- See the work of Tricia Rose, Michael Eric Dyson, H. Samy Alim, Cheryl Keyes, Dan Charnas, James Spady, Manning Marable, Cornel West, Jeff Chang, Robin D. G. Kelley, George Nelson, Mark Anthony Neal, Murray Forman, William Eric Perkins, Ivor Miller, Robert Farris Thompson, Joan Morgan, and the Pleasure Ninjas collective, among others. [^]
- We hope to expand upon the work begun by academic scholars such as, but not limited to, Thomas DeFrantz, Sally Banes, Katrina Hazzard-Donald, Halifu Osumare, Sally Sommer, Kyra Gaunt, Raquel Z. Rivera, Joseph Schloss, Imani Kai Johnson, Mary Fogarty, Emery Petchauer, Naomi Bragin, Lorenzo Perrillo, Rachael Gunn, Freida Frost, Serouj “Midus” Aprahamian, practitioner-scholars like PopMaster Fabel, Rennie Harris, Ken Swift, Rokafella, Moncell Durden, Alienness, Storm, and the countless hip hop dance practitioners around the world who investigate and transmit hip hop dance history and culture every day. See “Suggested Reading List” in the Back Matter of this issue for specific readings. [^]
- For more information about academic oral history methodology, see works by Mary Marshall Clark, Ron Grele, Luisa Passerini, Alessandro Portelli. A good text to refer to is Perks, R. and Thomson, A. (2015). The oral history reader. Routledge. [^]

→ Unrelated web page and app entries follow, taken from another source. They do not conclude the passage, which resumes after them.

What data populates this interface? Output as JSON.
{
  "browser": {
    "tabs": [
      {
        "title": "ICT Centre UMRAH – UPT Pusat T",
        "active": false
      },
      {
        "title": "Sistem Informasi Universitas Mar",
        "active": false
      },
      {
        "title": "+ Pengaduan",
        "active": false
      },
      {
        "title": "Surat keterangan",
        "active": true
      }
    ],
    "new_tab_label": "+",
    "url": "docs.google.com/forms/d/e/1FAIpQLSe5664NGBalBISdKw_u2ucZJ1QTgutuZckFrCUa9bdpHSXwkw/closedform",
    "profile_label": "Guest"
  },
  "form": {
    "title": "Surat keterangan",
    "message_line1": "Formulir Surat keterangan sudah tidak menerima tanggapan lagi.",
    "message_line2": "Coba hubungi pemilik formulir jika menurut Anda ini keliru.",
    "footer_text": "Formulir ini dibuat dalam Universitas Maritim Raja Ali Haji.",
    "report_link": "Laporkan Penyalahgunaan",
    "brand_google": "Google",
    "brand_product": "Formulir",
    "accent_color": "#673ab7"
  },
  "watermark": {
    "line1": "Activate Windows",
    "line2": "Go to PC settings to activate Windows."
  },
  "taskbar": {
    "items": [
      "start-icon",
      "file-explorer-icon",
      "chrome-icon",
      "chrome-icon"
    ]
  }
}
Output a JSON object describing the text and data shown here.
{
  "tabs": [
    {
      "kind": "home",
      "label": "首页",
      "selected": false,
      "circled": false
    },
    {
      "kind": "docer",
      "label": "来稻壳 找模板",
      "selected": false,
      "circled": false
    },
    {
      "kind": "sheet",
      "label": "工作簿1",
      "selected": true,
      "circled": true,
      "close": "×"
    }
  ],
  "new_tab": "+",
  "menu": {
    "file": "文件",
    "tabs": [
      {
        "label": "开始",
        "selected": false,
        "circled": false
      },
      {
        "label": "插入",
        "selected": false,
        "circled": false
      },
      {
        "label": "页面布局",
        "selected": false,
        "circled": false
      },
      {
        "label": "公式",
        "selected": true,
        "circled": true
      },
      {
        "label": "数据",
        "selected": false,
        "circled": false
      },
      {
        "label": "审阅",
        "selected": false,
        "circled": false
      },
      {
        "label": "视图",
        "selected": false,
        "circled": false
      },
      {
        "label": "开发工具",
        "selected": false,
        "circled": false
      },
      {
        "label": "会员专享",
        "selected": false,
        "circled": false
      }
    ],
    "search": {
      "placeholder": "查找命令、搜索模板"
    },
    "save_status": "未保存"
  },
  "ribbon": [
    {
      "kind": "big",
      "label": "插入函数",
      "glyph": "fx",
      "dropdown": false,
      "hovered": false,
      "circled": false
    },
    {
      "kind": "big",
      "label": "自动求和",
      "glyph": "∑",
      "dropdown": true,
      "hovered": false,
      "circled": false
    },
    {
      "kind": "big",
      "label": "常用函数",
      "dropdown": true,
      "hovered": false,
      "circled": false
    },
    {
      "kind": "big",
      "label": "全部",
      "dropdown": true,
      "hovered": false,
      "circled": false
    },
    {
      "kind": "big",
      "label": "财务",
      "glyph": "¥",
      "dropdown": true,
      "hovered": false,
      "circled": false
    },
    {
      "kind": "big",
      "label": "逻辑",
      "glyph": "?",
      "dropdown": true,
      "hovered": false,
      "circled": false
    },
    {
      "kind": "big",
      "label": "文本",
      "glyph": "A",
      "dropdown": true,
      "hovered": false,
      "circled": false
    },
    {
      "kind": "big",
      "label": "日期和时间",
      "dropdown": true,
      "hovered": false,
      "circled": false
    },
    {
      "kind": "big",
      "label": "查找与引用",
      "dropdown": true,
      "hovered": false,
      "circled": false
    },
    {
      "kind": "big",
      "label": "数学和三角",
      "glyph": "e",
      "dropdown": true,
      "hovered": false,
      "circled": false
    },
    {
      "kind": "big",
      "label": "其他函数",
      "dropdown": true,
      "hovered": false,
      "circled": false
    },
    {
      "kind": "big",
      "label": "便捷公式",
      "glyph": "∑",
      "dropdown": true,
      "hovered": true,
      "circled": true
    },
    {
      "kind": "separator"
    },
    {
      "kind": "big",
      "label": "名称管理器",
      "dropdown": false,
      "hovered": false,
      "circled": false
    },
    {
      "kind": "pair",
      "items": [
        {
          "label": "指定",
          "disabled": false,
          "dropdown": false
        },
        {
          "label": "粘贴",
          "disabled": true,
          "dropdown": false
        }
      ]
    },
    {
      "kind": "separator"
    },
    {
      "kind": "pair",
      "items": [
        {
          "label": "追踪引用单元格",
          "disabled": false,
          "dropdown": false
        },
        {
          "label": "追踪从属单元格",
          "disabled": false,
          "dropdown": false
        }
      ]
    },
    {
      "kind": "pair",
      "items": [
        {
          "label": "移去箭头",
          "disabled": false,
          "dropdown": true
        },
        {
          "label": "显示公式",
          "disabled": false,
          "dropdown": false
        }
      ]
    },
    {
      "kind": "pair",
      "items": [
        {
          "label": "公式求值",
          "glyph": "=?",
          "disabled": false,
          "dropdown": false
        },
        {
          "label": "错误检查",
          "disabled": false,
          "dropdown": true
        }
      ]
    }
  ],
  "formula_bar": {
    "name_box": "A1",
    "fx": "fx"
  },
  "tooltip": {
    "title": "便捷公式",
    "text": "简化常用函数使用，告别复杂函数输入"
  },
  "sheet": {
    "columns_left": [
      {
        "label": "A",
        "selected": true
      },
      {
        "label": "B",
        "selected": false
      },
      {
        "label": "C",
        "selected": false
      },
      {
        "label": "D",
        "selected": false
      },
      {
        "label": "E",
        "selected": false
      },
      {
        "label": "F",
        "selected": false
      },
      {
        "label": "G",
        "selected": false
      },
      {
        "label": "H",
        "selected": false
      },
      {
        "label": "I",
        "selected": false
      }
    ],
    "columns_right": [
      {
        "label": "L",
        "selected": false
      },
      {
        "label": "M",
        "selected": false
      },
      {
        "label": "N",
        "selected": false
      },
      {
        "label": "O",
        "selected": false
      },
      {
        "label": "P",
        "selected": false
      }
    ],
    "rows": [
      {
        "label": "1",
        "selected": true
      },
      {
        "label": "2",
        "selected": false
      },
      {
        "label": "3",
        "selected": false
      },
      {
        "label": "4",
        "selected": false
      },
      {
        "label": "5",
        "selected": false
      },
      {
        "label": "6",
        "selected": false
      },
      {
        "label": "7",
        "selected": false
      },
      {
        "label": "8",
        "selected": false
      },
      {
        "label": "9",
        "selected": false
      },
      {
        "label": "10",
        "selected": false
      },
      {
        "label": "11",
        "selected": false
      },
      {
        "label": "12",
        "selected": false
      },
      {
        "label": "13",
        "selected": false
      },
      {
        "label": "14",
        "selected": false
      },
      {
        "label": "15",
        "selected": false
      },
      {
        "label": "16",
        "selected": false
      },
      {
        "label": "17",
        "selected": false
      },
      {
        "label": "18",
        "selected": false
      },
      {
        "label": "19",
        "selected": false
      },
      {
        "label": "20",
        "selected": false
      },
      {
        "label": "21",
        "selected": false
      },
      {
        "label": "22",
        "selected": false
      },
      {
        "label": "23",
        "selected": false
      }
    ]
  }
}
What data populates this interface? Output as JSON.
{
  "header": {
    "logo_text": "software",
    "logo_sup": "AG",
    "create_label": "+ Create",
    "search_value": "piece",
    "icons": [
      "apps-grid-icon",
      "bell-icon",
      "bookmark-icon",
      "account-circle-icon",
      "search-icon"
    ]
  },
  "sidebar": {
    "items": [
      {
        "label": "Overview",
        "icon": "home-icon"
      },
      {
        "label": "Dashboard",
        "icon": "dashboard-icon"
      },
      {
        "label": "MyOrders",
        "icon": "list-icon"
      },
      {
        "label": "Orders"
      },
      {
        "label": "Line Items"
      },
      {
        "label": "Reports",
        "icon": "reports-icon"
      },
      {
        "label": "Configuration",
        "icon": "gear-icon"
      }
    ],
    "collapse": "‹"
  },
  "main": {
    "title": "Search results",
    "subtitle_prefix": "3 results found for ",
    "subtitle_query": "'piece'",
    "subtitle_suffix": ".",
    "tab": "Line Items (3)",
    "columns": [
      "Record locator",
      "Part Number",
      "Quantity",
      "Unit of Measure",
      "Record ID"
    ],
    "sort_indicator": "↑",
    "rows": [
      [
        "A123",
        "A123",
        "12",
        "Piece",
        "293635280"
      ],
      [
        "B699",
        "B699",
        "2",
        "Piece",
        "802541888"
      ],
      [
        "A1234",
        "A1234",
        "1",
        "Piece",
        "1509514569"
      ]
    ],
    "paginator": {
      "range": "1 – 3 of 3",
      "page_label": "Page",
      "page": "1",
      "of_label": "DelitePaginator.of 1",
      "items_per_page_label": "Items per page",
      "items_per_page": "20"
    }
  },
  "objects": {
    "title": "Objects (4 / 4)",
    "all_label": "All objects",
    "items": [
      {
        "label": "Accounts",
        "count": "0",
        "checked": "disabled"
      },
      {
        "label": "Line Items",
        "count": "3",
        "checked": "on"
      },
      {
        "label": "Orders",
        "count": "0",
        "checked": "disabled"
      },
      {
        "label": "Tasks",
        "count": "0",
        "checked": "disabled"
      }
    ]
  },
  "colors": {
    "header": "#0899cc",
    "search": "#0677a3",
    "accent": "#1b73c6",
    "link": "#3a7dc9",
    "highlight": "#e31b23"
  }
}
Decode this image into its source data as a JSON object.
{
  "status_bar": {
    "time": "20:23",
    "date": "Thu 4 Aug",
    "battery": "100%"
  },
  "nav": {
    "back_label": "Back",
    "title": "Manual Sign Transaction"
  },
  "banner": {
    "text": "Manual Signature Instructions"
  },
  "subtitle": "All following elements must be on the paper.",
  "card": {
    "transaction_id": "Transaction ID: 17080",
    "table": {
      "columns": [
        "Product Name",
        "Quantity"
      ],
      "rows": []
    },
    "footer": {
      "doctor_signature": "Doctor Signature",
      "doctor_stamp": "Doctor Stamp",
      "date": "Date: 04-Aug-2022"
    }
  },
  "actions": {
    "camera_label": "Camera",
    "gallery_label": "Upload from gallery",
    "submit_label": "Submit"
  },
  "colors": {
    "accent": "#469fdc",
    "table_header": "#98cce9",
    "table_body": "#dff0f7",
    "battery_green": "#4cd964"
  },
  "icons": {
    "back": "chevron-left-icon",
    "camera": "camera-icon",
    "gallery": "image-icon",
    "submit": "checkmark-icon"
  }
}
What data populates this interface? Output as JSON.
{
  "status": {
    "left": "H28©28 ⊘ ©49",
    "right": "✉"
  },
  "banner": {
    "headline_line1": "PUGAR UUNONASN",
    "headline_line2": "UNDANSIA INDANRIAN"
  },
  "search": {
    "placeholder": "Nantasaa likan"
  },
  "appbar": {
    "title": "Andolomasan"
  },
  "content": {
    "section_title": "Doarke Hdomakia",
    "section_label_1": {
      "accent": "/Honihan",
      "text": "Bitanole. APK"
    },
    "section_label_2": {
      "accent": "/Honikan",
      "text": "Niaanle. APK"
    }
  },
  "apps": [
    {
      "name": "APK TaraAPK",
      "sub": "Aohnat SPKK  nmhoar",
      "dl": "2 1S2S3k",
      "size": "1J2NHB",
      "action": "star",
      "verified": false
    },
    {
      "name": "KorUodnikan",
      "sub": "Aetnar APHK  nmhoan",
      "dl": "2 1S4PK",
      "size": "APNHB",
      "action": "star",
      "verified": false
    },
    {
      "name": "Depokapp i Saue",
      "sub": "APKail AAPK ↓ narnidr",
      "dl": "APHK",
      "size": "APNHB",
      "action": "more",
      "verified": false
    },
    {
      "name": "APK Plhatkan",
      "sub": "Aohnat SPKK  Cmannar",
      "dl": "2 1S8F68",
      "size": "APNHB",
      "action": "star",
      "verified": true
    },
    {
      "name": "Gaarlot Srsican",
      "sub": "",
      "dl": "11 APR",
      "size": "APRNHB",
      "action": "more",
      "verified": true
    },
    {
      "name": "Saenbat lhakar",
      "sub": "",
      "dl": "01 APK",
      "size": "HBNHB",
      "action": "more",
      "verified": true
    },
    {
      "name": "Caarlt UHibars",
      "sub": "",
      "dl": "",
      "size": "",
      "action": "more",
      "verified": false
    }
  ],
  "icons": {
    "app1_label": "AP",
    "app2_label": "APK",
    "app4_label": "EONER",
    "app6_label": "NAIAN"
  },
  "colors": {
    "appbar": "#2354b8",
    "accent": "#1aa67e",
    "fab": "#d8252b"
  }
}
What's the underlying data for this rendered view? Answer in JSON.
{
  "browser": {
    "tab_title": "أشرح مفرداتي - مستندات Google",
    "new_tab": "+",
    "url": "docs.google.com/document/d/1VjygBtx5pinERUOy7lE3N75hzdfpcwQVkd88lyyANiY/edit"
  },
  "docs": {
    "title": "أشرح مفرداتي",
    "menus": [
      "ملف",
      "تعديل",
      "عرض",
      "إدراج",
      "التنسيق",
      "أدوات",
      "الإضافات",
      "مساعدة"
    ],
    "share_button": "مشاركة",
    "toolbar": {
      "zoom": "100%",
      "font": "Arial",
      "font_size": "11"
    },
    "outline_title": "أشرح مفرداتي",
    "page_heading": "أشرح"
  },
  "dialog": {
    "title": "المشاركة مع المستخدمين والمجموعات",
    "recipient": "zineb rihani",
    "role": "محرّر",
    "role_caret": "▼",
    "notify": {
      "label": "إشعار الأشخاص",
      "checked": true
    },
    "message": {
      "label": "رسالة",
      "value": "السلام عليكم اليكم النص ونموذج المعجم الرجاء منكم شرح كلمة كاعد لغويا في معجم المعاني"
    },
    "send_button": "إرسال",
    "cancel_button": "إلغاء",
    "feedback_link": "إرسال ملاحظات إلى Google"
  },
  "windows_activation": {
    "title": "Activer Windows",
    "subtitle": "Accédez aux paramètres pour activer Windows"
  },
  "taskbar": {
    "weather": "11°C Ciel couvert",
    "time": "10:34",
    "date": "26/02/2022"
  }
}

- We want to acknowledge the institutional work taking place like the Dance Oral History Project and Archive at the Jerome Robbins Dance Division of the New York Public Library as well as panel discussions like The Black Xperience in Collaboration with Battle Manifesto at Temple University. [^]
- Most famously, Cornel West produced “Sketches of My Culture,” a hip hop album (2001), and, most recently, A.D. Carson presented his doctoral dissertation as a rap album that subsequently went viral. https://phd.aydeethegreat.com/ [^]
- For more scholarship about hip hop sociolinguistics, see Alim, H.S. (2006). Roc the mic right: The language of hip hop culture. Routledge. [^]